Gertrude Svarny: Ukuqanaadan
Date: Oct 2, 2018 - Jan 20, 2019
Recurring weekly on Sunday, Tuesday, Wednesday, Thursday, Friday, Saturday
- Admission: Included with museum admission
- Location: Anchorage Museum
During World War II, Gertrude Svarny was evacuated from her home in Unalaska, along with nearly 900 other Unangax, to internment camps in Southeast Alaska. Held for the duration of the war, those who survived and returned home found their communities ransacked and burned. The impact on Unangan culture, traditions and language was profound. Svarny’s art became a means to reflect her people’s culture, to tell the story of the Unangan people, who thrived for thousands of years in the same place. Her daughters and other family members share the interest and the making. Together, they have helped maintain and perpetuate Unangan art and culture.

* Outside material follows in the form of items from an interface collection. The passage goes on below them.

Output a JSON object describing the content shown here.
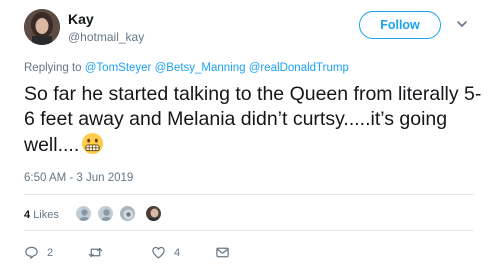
{
  "author": {
    "name": "Kay",
    "handle": "@hotmail_kay"
  },
  "follow_label": "Follow",
  "reply_prefix": "Replying to",
  "mentions": [
    "@TomSteyer",
    "@Betsy_Manning",
    "@realDonaldTrump"
  ],
  "tweet_text": "So far he started talking to the Queen from literally 5-6 feet away and Melania didn’t curtsy.....it’s going well....",
  "emoji": "grimacing-face",
  "timestamp": "6:50 AM - 3 Jun 2019",
  "likes": {
    "count": "4",
    "label": "Likes"
  },
  "actions": {
    "reply_count": "2",
    "retweet_count": "",
    "like_count": "4"
  },
  "colors": {
    "accent": "#1da1f2",
    "muted": "#657786",
    "text": "#14171a",
    "divider": "#e1e8ed"
  }
}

"Gertrude Svarny: Ukuqanaadan" shows the continuity of an enduring culture through art. Roughly translated, Ukuqanaadan means vision. Although Svarny painted in her younger years, it wasn’t until age 51 that she dedicated her life to making art. She is an accomplished weaver, bentwood artist, and ivory and soapstone carver. Within all of her works are traditional materials — pigments made of local minerals, decoration created from sinew, seal intestine and sea lion whiskers — and a distinct interpretation of Unangan history and culture. At age 88, Svarny still lives in Unalaska, where she makes her artwork.